[Items from an interface collection]
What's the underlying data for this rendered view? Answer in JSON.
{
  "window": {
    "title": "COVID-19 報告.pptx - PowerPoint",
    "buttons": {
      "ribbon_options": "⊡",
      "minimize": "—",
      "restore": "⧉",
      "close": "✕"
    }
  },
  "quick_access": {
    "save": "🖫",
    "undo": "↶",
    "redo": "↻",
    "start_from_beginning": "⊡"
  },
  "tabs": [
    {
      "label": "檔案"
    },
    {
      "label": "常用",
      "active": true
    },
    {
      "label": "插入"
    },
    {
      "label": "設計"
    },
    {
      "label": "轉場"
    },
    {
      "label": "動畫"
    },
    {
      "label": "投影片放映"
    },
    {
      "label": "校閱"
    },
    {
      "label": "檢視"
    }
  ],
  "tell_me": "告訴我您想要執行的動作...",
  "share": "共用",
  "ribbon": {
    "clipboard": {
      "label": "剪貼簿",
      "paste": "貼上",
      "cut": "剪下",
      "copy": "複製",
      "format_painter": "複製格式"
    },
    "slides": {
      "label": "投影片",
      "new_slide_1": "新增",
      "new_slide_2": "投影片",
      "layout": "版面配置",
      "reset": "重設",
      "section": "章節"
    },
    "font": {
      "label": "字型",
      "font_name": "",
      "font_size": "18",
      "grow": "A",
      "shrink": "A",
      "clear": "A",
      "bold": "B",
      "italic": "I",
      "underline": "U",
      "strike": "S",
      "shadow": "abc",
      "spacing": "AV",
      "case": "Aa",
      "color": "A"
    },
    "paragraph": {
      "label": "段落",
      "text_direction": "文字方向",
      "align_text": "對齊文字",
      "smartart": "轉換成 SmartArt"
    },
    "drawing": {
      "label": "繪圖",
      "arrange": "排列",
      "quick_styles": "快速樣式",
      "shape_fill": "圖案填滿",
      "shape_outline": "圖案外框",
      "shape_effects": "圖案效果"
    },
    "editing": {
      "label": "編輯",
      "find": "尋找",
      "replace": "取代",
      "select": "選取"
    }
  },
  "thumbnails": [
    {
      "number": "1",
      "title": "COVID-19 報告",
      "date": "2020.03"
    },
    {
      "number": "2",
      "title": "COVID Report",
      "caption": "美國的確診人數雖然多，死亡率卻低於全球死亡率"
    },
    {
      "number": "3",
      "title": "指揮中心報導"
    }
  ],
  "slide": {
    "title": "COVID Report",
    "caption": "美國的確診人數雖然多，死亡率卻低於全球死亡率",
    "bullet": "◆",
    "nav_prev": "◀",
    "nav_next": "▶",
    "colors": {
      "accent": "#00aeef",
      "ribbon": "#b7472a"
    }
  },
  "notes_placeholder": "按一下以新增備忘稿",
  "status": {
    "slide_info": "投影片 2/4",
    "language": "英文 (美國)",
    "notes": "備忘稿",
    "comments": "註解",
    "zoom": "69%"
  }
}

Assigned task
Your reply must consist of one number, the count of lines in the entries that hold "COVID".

Expected output
4